Norwegian Research Council - Bioeconomy in the North - BIONÆR

Project number: 305215
Period covered - start date: 2020
Period covered - end date: 2022
Project's coordinator: NMBU   Volha Shapaval  


Project partners
University of Münster - Institute for Biology and Biotechnology of Plants
Norwegian Research Centre AS
Borregaard ASA


Due to its compositional variety, lignocellulosic biomass is a promising renewable feedstock for the production of different chemicals. The production of fungal lipids from lignocellulose sugars has attracted a lot of attention during the last five years.  Fungal lipids are produced by oleaginous fungi which, under nutrient-limited conditions, are able to accumulate up to 80% of lipids per dry biomass. Fungal lipids consist mainly of triacylglycerols (TAGs). Fatty acid profiles of fungal TAGs are very similar to essential fatty acids in plant oils or they can be similar to highly valuable fish oil. Fungal lipids are a promising feedstock of high-value lipids for food, feed and chemical industry as well as low-value lipids for biodiesel industry.

The process of microbial lipid production is still not competitive with the agricultural production of vegetable oils which has a significantlylower market price. 

Our hypothesis is that the production of microbial lipids from lignocellulose sugars can become economically feasible if a process allowing the co-production of chitin and chitosan. Utilizing oleaginous Zygomycetes fungi for the lipid production from lignocellulose sugars, gives an opportunity for the co-production of important biopolymers such as chitin and chitosan in addition to lipids. 

Chitosans are among the most versatile and promising functional biopolymers, with superior material properties and interesting biological activities. Since the demand of chitosan is exceeding the current global chitosan production from traditional sources, there is a high demand, which is providing excellent business opportunities for chitosans from novel sources. Chitosan production by Zygomycetes fungi is a unique possibility to produce chitosan naturally, which adds additional value to the product as it will have a fully biological origin. In addition, it is of non-animal origin, which will support market penetration in sensitive fields such as bio-cosmetics.

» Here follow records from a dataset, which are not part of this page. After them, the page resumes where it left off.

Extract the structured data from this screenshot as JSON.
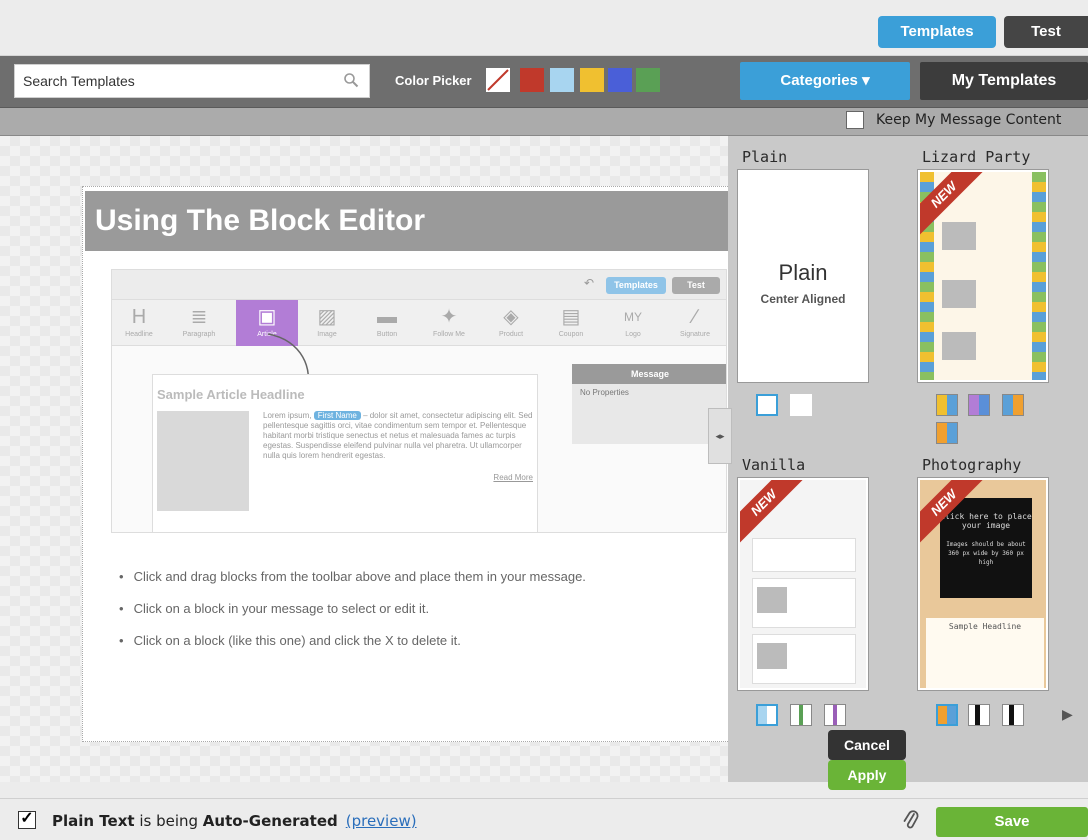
{
  "header": {
    "templates_tab": "Templates",
    "test_tab": "Test"
  },
  "toolbar": {
    "search_placeholder": "Search Templates",
    "color_picker_label": "Color Picker",
    "swatches": [
      "#c0392b",
      "#a8d5f0",
      "#f0c030",
      "#4a5fd8",
      "#5aa055"
    ],
    "categories_label": "Categories ▾",
    "my_templates_label": "My Templates"
  },
  "keep": {
    "label": "Keep My Message Content"
  },
  "editor": {
    "headline": "Using The Block Editor",
    "preview": {
      "templates_btn": "Templates",
      "test_btn": "Test",
      "tools": [
        "Headline",
        "Paragraph",
        "Article",
        "Image",
        "Button",
        "Follow Me",
        "Product",
        "Coupon",
        "Logo",
        "Signature"
      ],
      "article_headline": "Sample Article Headline",
      "article_body_pre": "Lorem ipsum,",
      "first_name": "First Name",
      "article_body_post": "– dolor sit amet, consectetur adipiscing elit. Sed pellentesque sagittis orci, vitae condimentum sem tempor et. Pellentesque habitant morbi tristique senectus et netus et malesuada fames ac turpis egestas. Suspendisse eleifend pulvinar nulla vel pharetra. Ut ullamcorper nulla quis lorem hendrerit egestas.",
      "read_more": "Read More",
      "message_title": "Message",
      "message_body": "No Properties"
    },
    "bullets": [
      "Click and drag blocks from the toolbar above and place them in your message.",
      "Click on a block in your message to select or edit it.",
      "Click on a block (like this one) and click the X to delete it."
    ]
  },
  "templates": {
    "plain": {
      "name": "Plain",
      "big": "Plain",
      "sub": "Center Aligned"
    },
    "lizard": {
      "name": "Lizard Party"
    },
    "vanilla": {
      "name": "Vanilla"
    },
    "photo": {
      "name": "Photography",
      "click": "Click here to place your image",
      "note": "Images should be about 360 px wide by 360 px high",
      "headline": "Sample Headline"
    },
    "new_badge": "NEW"
  },
  "actions": {
    "cancel": "Cancel",
    "apply": "Apply"
  },
  "footer": {
    "plain_text": "Plain Text",
    "is_being": " is being ",
    "auto": "Auto-Generated",
    "preview": "(preview)",
    "save": "Save"
  }
}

Published 9. March 2020 - 12:14 - Updated 4. September 2020 - 9:07